The rest of the letter continues to explain that Los Alamos is still be assembled, and that the living arrangements weren’t quite worked out. It was an understatement — Los Alamos was famous for being a mud pit of prefabricated housing during the war years.
It seems that by this point, Fermi was more or less given carte blanche — except, of course, that because he was so important to the project, he was disallowed from flying and had to have a bodyguard/chauffeur at all times. His wife, Laura, recounted later that:
The rules General Groves had set could have been chosen by a wise mother for her teen-age daughter. Enrico was not to walk by himself in the evening, nor was he to drive without escort to the newly built Argonne Laboratory twenty miles from our home.
Even in 1944, however, Manhattan Project officials worried that Fermi might want to return to Italy after the war — with their secrets. It didn’t happen.
One wonders if, had the suspicion and paranoia gotten their way, and all people of German, Hungarian, or Italian descent had been cut out of the bomb project, whether it would have worked. Personally, I doubt it. Cut out Fermi, Bethe, Szilard, Teller, Wigner, Segrè, and Fuchs (yes, even Fuchs, who, for all his spying, was actually an important contributor) and you end up with quite a gutted Los Alamos.

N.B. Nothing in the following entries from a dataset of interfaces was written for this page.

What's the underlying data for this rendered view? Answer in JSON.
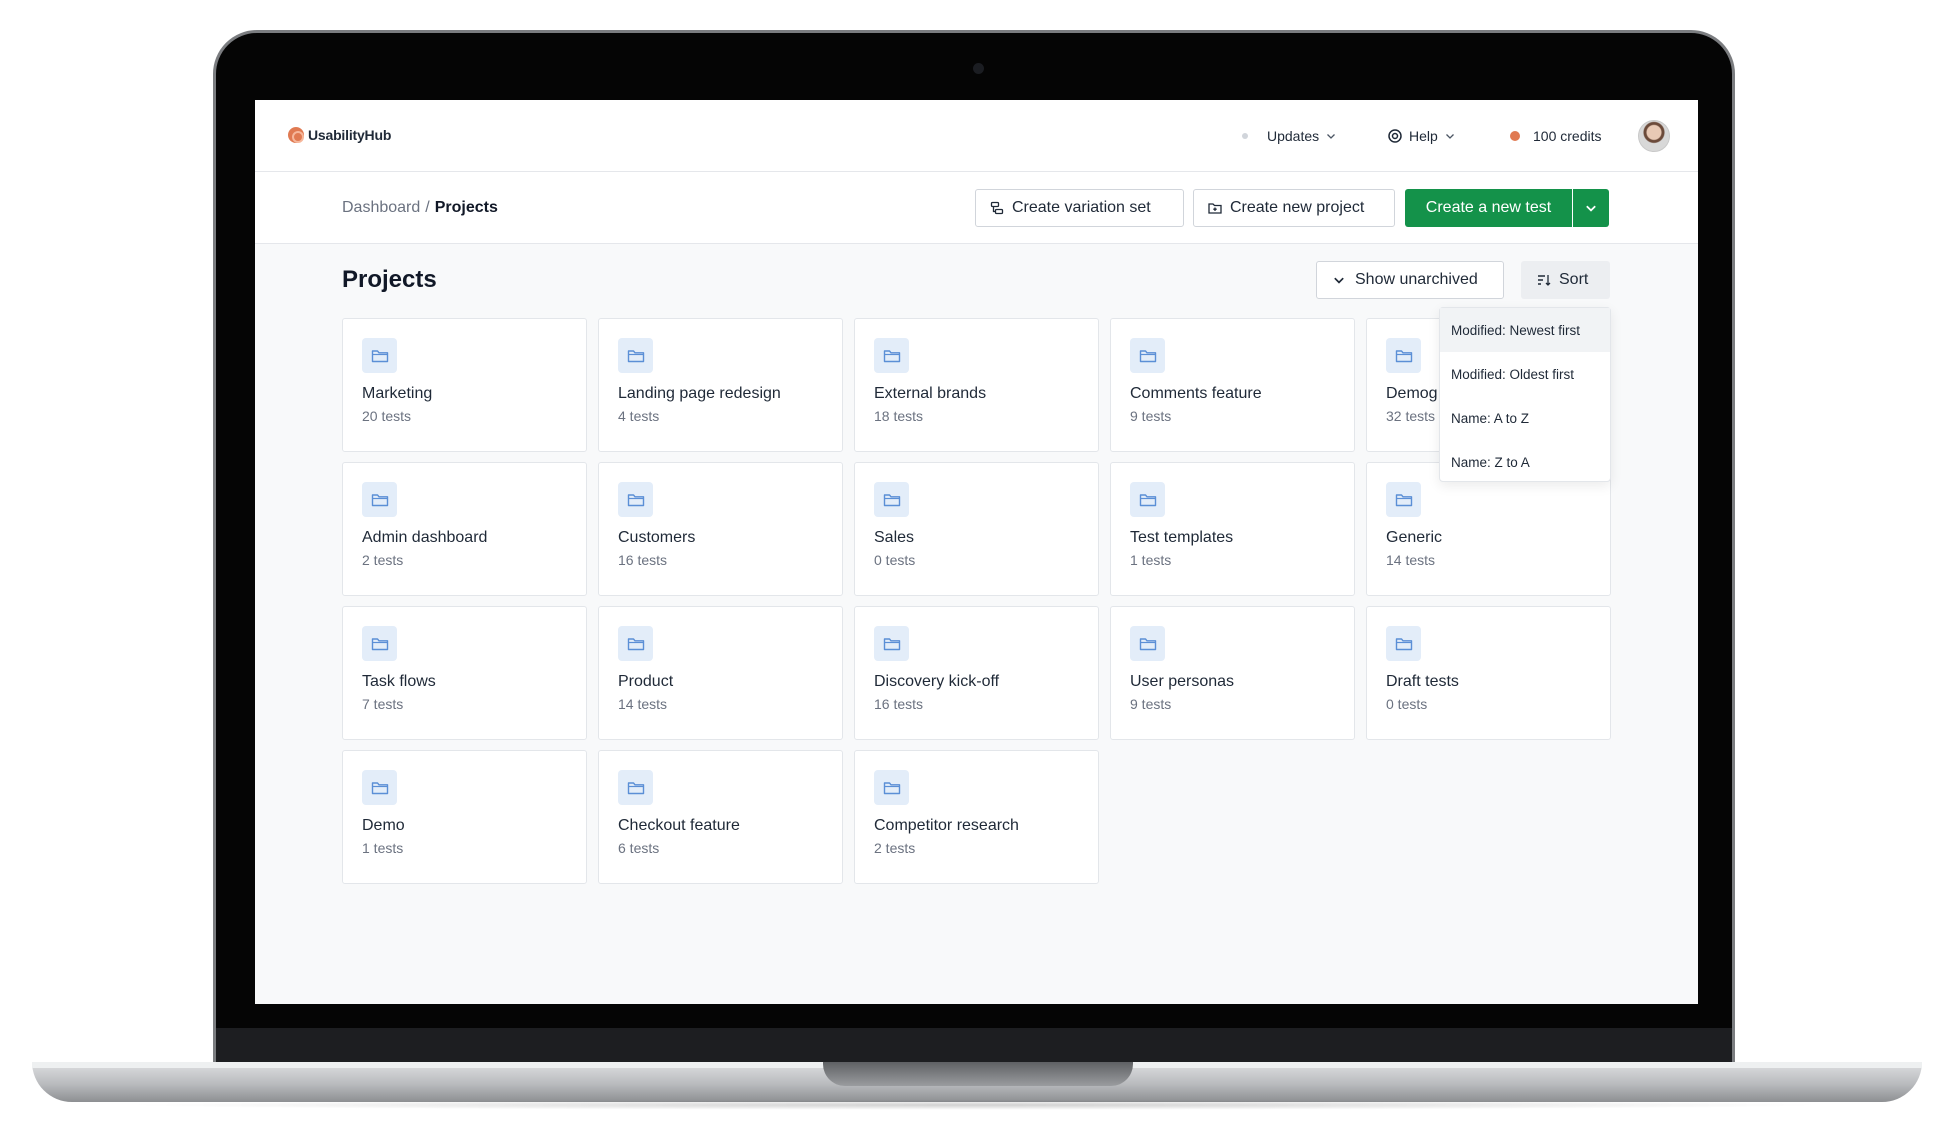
{
  "app": {
    "name": "UsabilityHub"
  },
  "topbar": {
    "updates_label": "Updates",
    "help_label": "Help",
    "credits_label": "100 credits"
  },
  "breadcrumb": {
    "parent": "Dashboard",
    "separator": "/",
    "current": "Projects"
  },
  "actions": {
    "create_variation_set": "Create variation set",
    "create_new_project": "Create new project",
    "create_new_test": "Create a new test"
  },
  "page": {
    "title": "Projects",
    "show_unarchived": "Show unarchived",
    "sort": "Sort"
  },
  "sort_menu": {
    "options": [
      "Modified: Newest first",
      "Modified: Oldest first",
      "Name: A to Z",
      "Name: Z to A"
    ],
    "selected": "Modified: Newest first"
  },
  "projects": [
    {
      "name": "Marketing",
      "count": "20 tests"
    },
    {
      "name": "Landing page redesign",
      "count": "4 tests"
    },
    {
      "name": "External brands",
      "count": "18 tests"
    },
    {
      "name": "Comments feature",
      "count": "9 tests"
    },
    {
      "name": "Demog",
      "count": "32 tests"
    },
    {
      "name": "Admin dashboard",
      "count": "2 tests"
    },
    {
      "name": "Customers",
      "count": "16 tests"
    },
    {
      "name": "Sales",
      "count": "0 tests"
    },
    {
      "name": "Test templates",
      "count": "1 tests"
    },
    {
      "name": "Generic",
      "count": "14 tests"
    },
    {
      "name": "Task flows",
      "count": "7 tests"
    },
    {
      "name": "Product",
      "count": "14 tests"
    },
    {
      "name": "Discovery kick-off",
      "count": "16 tests"
    },
    {
      "name": "User personas",
      "count": "9 tests"
    },
    {
      "name": "Draft tests",
      "count": "0 tests"
    },
    {
      "name": "Demo",
      "count": "1 tests"
    },
    {
      "name": "Checkout feature",
      "count": "6 tests"
    },
    {
      "name": "Competitor research",
      "count": "2 tests"
    }
  ],
  "colors": {
    "primary_green": "#14924a",
    "brand_orange": "#e07a52",
    "folder_bg": "#e3edf9",
    "folder_icon": "#5b8fd6"
  }
}
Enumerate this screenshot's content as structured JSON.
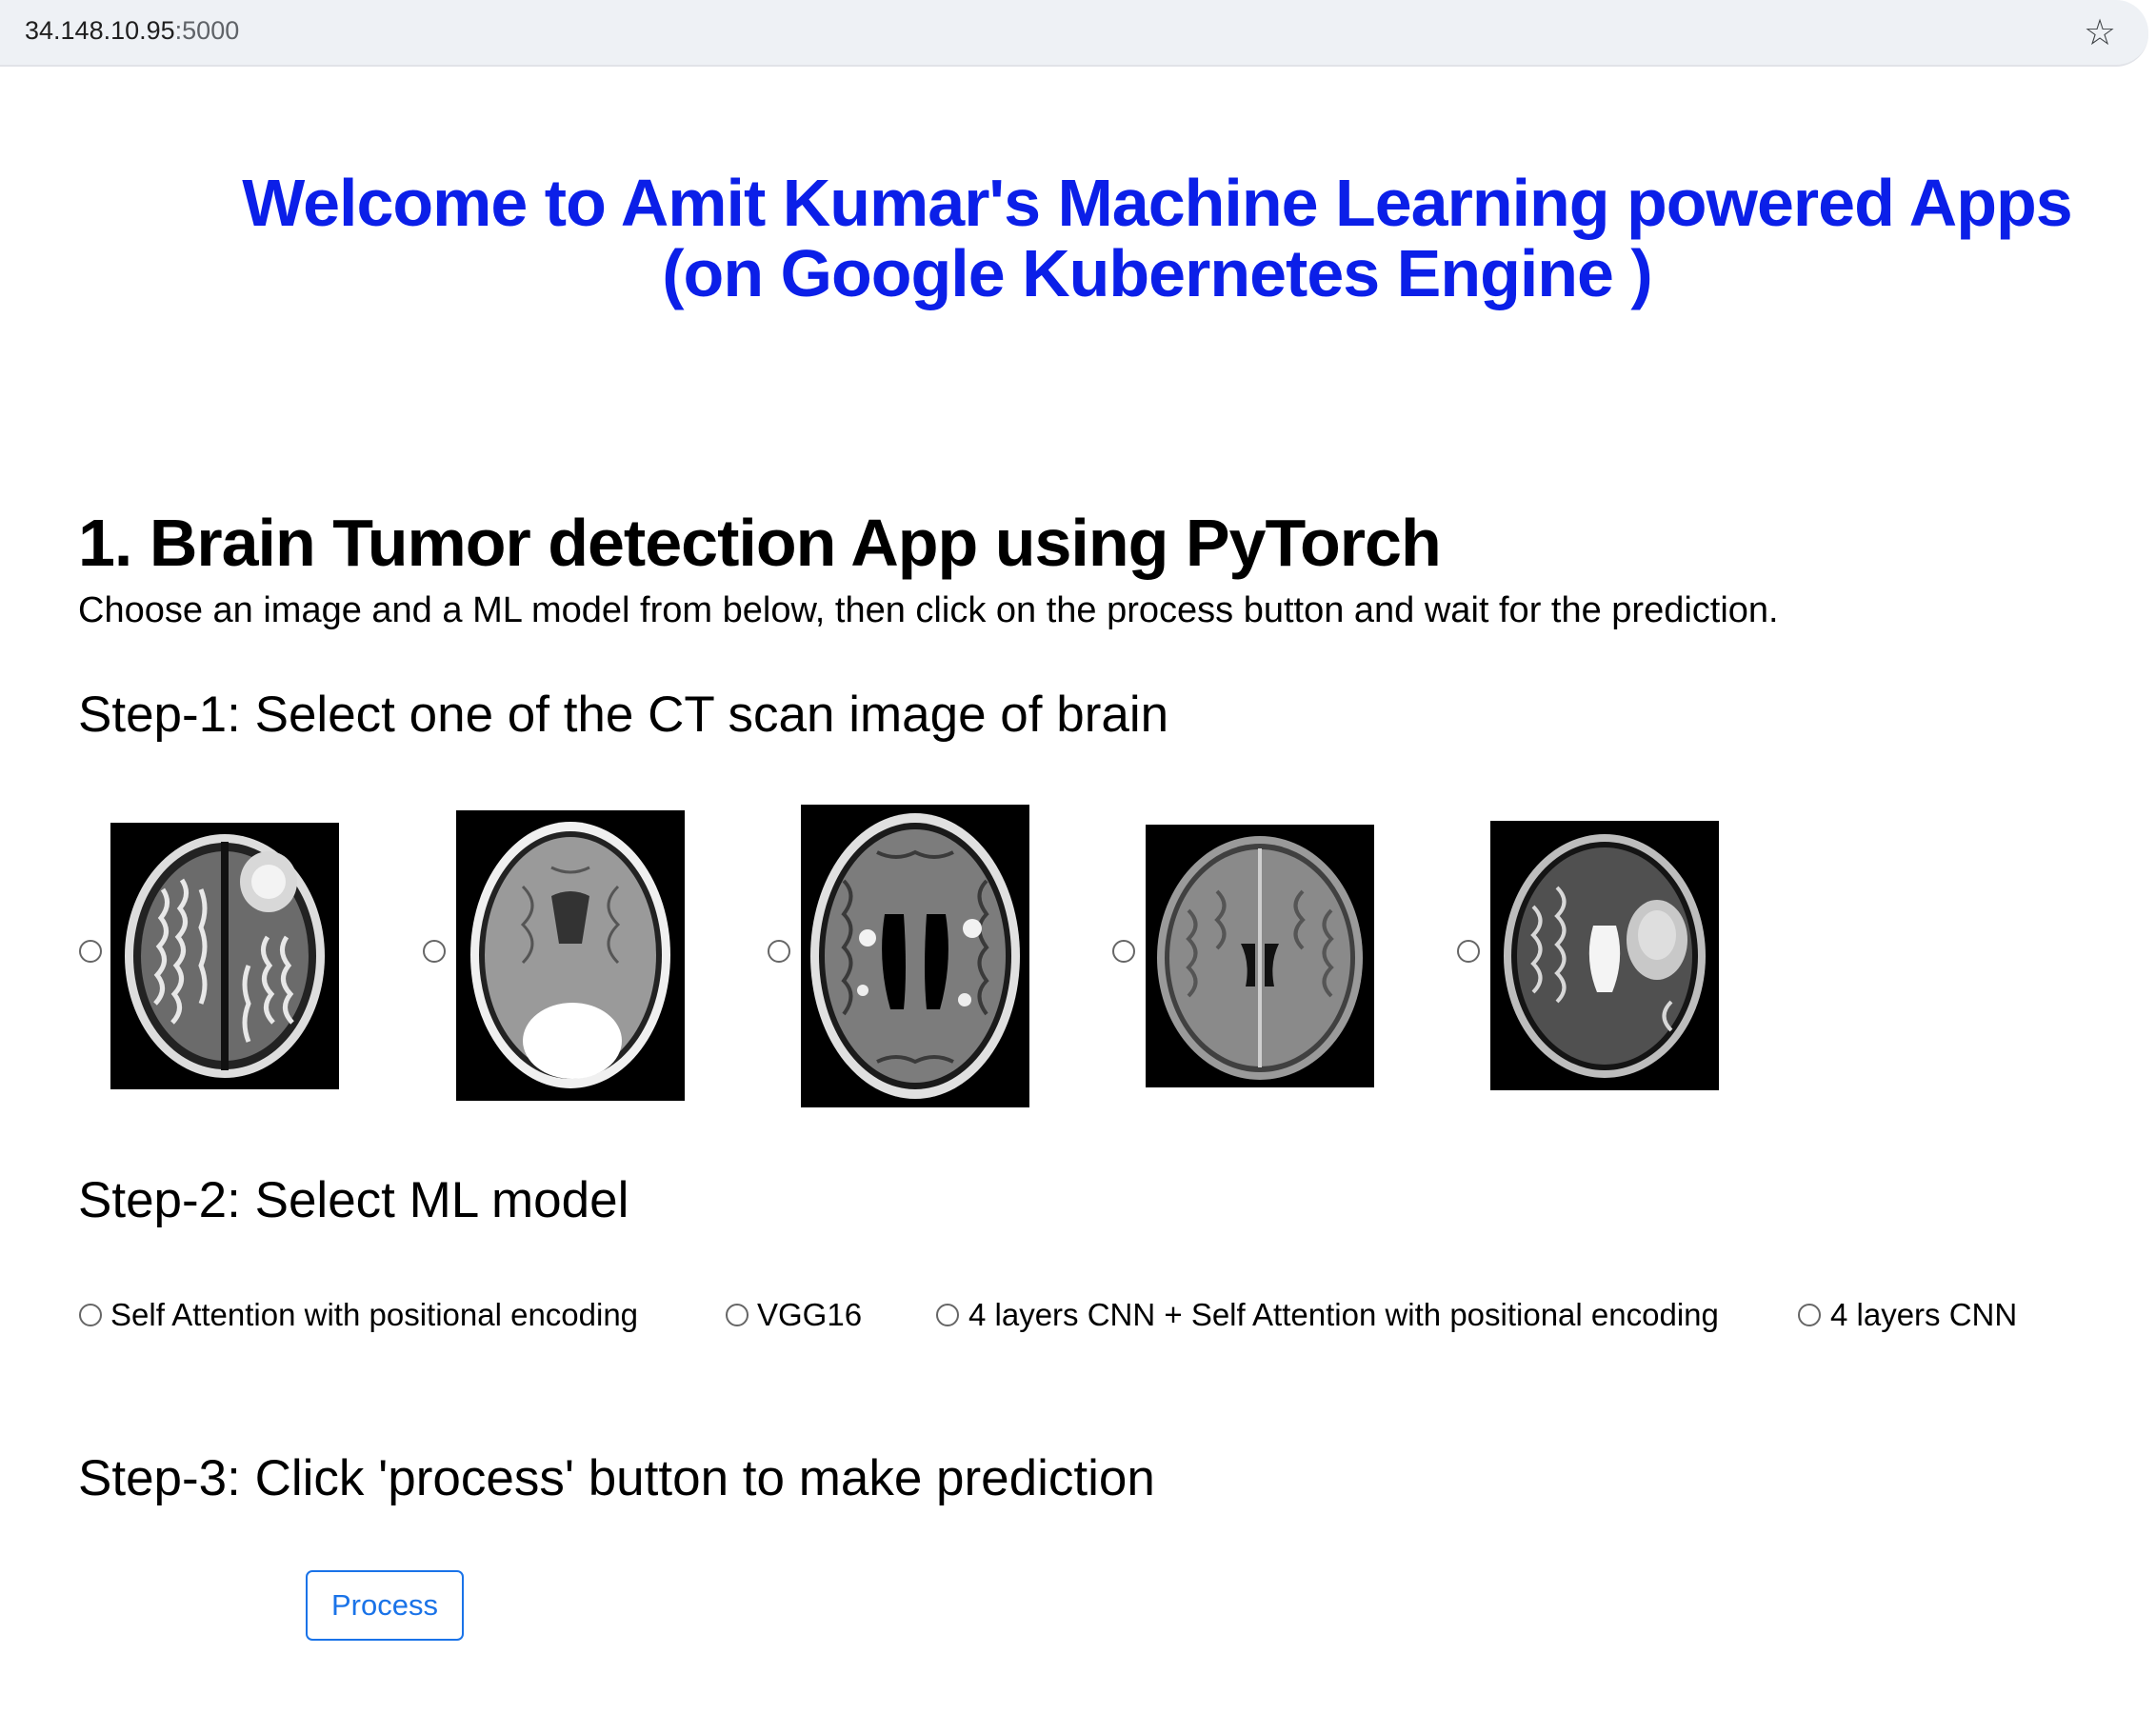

It would have been a curious irony if, having fled Fascism in Europe, they found themselves too suspicious to employ in the United States.